Bankruptcy is a long and complicated process where the court and its officers will delve deep into your assets and debts and examine virtually every part of your financial life. However, every bankruptcy case is different, and there are even different programs available that will treat your possessions differently as far as what might be sold and what you might keep.
Most individuals and families will undergo Chapter 7 or Chapter 13 bankruptcy. The most fundamental difference between these types is that Chapter 7 bankruptcy is for individuals who don’t have a significant chance of paying off debts, and Chapter 13 is a “reorganization” of debts where a court-appointed trustee oversees a payment plan.
Eligibility for Chapter 7 Bankruptcy
If you choose the “liquidation” option of Chapter 7 bankruptcy, which is a process where the court will sell non-exempt items to pay for your debts, you’ll need to pass the Chapter 7 means test. Nerd Wallet offers a good explanation on the means test:
“It takes into account your income, expenses, and family size to determine whether you have enough disposable income to repay your debts. Although it was designed to restrict the number of debtors who can get their debts forgiven through a Chapter 7 bankruptcy, most people who take the means test pass it easily.”
The first step in the means test is figuring out whether your income is below the median income for your state. The Census Bureau Median Family Income by Family Size was $49,741 for a one-earner household in 2016. For a family of four, that figure was $86,921.
Tip: If you aren’t sure whether you pass the means test for Chapter 7 bankruptcy, it’s as easy as figuring out your income for the past six months. The court will take into account if you’ve lost your job in that time or whether you’ve had a dramatic change in income.
Qualifying for Chapter 13 Bankruptcy
You may decide that Chapter 13 bankruptcy will serve your family better. Many families who own a home will choose Chapter 13 bankruptcy for the chance it offers to keep the house.
According to debt.org:
“The option allows applicants to eliminate unsecured debts while catching up on missed mortgage payments. Short-circuiting home foreclosure is one of the option’s most attractive features.”
The court will examine your income to determine whether you qualify for Chapter 13 bankruptcy and whether your income is at a reasonable level to complete the court-mandated payment plan. Completing a Chapter 13 bankruptcy plan will take three to five years. Those with higher incomes will usually complete their programs in three years, and low wage earners will often take five years.
The Court May Decide on a Different Type of Bankruptcy
One of the most critical facets of filing for bankruptcy is that the court may disagree with you and choose another type of bankruptcy plan. Getting a firm grip on the bankruptcy process and filing the correct paperwork is one of the best reasons to hire a bankruptcy lawyer and can save you weeks or even months of hassles.
Bankruptcy plans aren’t an automatic “set it and forget it” type of court proceeding.
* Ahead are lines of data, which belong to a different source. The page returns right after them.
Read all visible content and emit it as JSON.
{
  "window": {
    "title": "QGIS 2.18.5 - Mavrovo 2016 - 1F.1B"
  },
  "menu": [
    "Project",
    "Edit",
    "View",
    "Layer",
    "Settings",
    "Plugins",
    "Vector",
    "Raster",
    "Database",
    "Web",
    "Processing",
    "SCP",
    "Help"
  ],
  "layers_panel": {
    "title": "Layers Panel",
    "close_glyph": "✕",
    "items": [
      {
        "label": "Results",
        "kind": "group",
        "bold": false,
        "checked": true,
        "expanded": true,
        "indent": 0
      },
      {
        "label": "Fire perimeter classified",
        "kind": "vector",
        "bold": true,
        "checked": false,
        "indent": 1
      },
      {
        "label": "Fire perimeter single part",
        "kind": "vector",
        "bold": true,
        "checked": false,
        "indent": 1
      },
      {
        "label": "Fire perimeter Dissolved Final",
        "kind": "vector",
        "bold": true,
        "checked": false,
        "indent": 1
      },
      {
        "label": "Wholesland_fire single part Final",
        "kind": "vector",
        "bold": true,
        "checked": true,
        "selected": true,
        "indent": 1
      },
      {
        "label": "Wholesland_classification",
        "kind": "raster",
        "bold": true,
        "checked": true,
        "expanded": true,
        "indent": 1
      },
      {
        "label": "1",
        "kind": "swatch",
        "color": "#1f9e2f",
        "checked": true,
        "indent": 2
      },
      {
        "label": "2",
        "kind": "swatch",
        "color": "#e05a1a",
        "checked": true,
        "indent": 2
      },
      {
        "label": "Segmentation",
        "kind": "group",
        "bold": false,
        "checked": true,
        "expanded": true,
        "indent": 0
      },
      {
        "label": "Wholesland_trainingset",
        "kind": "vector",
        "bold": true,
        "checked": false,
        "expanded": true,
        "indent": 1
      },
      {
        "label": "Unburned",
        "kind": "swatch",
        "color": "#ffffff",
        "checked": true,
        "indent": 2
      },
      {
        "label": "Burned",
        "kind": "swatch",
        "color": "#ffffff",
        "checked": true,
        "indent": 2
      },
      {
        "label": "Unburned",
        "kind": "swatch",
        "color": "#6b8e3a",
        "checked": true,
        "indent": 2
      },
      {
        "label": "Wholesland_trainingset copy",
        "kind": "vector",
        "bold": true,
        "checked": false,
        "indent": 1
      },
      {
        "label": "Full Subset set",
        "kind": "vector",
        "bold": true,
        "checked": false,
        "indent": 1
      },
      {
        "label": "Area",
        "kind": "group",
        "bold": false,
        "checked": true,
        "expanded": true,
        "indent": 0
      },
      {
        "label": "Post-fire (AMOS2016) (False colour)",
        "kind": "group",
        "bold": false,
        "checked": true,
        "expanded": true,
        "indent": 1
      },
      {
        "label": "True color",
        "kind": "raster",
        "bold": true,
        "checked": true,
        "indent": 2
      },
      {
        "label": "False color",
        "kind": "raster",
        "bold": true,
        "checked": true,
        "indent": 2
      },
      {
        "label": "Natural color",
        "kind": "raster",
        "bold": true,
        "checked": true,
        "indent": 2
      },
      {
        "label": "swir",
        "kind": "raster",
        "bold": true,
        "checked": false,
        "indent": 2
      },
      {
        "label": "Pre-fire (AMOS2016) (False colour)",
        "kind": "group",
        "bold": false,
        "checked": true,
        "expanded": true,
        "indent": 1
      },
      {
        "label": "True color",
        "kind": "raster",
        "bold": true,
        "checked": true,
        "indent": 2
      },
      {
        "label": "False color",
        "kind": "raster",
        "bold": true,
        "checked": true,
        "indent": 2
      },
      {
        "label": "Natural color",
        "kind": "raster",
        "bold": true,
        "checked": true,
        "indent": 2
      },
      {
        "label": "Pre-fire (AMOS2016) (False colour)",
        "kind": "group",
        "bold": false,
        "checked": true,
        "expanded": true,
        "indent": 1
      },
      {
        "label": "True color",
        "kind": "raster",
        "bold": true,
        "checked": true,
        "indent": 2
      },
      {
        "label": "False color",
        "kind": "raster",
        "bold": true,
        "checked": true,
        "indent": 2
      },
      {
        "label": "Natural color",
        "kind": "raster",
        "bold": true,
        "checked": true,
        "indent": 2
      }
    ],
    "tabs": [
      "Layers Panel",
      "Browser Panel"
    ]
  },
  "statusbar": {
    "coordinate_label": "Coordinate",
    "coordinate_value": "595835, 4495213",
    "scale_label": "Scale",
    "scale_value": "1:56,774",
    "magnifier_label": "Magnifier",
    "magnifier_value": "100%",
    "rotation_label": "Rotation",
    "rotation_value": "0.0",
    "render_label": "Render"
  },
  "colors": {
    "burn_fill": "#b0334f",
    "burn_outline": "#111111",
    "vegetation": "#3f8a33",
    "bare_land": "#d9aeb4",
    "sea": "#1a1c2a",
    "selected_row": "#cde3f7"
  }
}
The process requires significant research, as well as adherence to strict rules and timelines. A lawyer is an essential ally during the bankruptcy application.
Do You Have Questions About Bankruptcy?
Don’t go it alone in your bankruptcy case. Let an experienced bankruptcy lawyer from Suburban Legal assist you in this difficult time. Contact Suburban Legal Group for more information.
DISCLAIMER: All information on this website are provided for informational purposes only and are not intended to be construed as legal advice. Suburban Legal Group PC shall not be liable for any errors or inaccuracies contained herein, or any actions taken in reliance thereon.